Ray Cox from Landair Surveys offers an aerial solution to identifying landfill hotspots with drones and thermal cameras.
There is an old axiom that states “prevention is better than cure”. The phrase emphasises taking action in the here and now before a potential problem escalates, requiring significant remedy.
This principle of being proactive rather than reactive has many examples in modern life. In the medical sphere, all are encouraged to take preventative action against harmful lifestyle choices that inevitably lead to future medical issues. In the financial realm, reserve banks set interest rates and government agencies implement economic policies to stave off recession. Environmentally, taking action now significantly limits the likelihood of future catastrophe.
The same principle applies to landfill operations. Liner and leachate systems are preventative measures to stop environmental contamination and the associated remedy costs. Another preventative measure highlighted in most landfill license conditions is detecting and monitoring landfill hotspots.
Landfill hotspots are areas of increased temperature that point to the presence, or likely future occurrence, of subsurface fires. They can be detected in a number of ways, including changes in leachate temperature, higher surface temperature readings, escaping gas or smoke and unusual cap settlement.
Often the approach to detect hotspots is time consuming and labour intensive. To regularly walk over closed landfill cells looking for problem areas becomes increasingly impractical as the landfill footprint grows. Even by walking a 20-metre grid over a landfill cap, there remains the very real possibility important warning signs are missed.
Landair Surveys utilises state-of-the-art thermal cameras attached to drones to quickly and effectively to identify potential hotspot locations.

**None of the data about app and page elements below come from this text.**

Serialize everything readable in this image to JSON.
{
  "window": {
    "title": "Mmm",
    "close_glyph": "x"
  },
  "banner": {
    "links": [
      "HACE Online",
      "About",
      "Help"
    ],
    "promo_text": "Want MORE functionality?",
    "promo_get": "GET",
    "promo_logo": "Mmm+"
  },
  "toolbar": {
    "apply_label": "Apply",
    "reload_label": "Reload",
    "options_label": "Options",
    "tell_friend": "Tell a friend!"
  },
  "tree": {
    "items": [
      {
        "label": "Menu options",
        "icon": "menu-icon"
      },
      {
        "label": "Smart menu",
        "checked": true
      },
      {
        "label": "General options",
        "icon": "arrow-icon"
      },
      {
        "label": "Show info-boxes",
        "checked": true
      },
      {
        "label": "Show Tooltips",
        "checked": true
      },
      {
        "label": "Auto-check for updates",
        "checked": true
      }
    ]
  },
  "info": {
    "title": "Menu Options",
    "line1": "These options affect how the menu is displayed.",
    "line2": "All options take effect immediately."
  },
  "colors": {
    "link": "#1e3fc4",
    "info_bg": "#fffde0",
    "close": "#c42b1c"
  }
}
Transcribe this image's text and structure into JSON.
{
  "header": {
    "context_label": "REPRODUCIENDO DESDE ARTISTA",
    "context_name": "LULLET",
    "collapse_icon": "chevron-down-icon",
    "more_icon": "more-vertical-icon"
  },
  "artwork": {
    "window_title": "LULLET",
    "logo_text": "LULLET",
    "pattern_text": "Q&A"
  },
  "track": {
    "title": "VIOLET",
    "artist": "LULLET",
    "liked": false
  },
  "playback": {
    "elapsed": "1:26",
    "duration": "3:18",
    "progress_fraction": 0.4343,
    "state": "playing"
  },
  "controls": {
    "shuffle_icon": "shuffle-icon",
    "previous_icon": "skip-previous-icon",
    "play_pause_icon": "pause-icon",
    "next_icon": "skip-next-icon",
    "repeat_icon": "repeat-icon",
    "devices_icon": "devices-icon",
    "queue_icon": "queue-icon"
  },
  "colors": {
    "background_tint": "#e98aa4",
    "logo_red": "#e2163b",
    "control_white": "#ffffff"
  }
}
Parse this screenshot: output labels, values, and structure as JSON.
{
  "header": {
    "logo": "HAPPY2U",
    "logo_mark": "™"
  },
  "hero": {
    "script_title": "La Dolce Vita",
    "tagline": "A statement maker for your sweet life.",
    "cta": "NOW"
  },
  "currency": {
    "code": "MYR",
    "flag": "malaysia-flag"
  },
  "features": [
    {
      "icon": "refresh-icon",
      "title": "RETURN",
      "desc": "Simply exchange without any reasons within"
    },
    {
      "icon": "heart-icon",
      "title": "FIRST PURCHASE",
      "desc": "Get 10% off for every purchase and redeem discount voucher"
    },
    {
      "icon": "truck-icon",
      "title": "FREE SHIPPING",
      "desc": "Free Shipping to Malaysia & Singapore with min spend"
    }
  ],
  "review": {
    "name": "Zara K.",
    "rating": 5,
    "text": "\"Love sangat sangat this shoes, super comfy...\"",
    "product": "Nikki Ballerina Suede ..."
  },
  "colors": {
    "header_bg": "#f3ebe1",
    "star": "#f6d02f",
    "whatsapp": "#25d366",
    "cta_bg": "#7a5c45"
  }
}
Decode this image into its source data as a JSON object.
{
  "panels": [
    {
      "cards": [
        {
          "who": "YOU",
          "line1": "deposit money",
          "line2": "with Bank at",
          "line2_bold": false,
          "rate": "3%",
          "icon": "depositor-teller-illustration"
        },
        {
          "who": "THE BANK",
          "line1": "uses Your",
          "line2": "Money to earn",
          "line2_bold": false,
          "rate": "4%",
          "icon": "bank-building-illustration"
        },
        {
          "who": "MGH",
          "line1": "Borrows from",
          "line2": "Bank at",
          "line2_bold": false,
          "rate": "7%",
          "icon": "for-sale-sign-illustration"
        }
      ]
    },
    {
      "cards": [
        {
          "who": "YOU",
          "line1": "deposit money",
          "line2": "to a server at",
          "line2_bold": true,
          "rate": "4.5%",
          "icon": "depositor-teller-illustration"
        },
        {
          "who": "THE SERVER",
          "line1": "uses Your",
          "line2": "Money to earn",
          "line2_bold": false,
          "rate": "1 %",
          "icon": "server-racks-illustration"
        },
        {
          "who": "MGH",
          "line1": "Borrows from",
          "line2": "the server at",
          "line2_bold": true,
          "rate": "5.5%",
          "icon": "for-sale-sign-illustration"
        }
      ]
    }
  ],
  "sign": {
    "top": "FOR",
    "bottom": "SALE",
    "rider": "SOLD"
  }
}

Using surface temperature data stored in the imagery, a whole-of-site thermal map can be created to spatially locate high temperature readings that require further investigation. This spatially accurate thermal map can also be draped across a 3D surface created from the drone images to give a virtual, interactive view of the increased temperature locations.
Hot spot detection has risen in importance of late. As recent as October 2018, EPA Victoria issued a fine for over $8000 to a Victorian council in breach of their landfill license conditions relating to hotspots. A smouldering fire broke out in an older part of the landfill. Temperature readings taken on location by the local fire authority found the hotspot had reached surface temperatures up to 100 degrees Celsius. Investigations undertaken by EPA Victoria found the landfill had no formal procedure for identifying hotspots in older parts of the landfill.
Hotspot detection is an important aspect of landfill operations. Regular thermal flyovers of active and capped landfill cells can be a key tool in fulfilling EPA licence conditions. By proactively identifying hotspots before they turn into fires, the potential for large-scale remediation costs are significantly reduced. As the axiom goes, prevention is better than cure.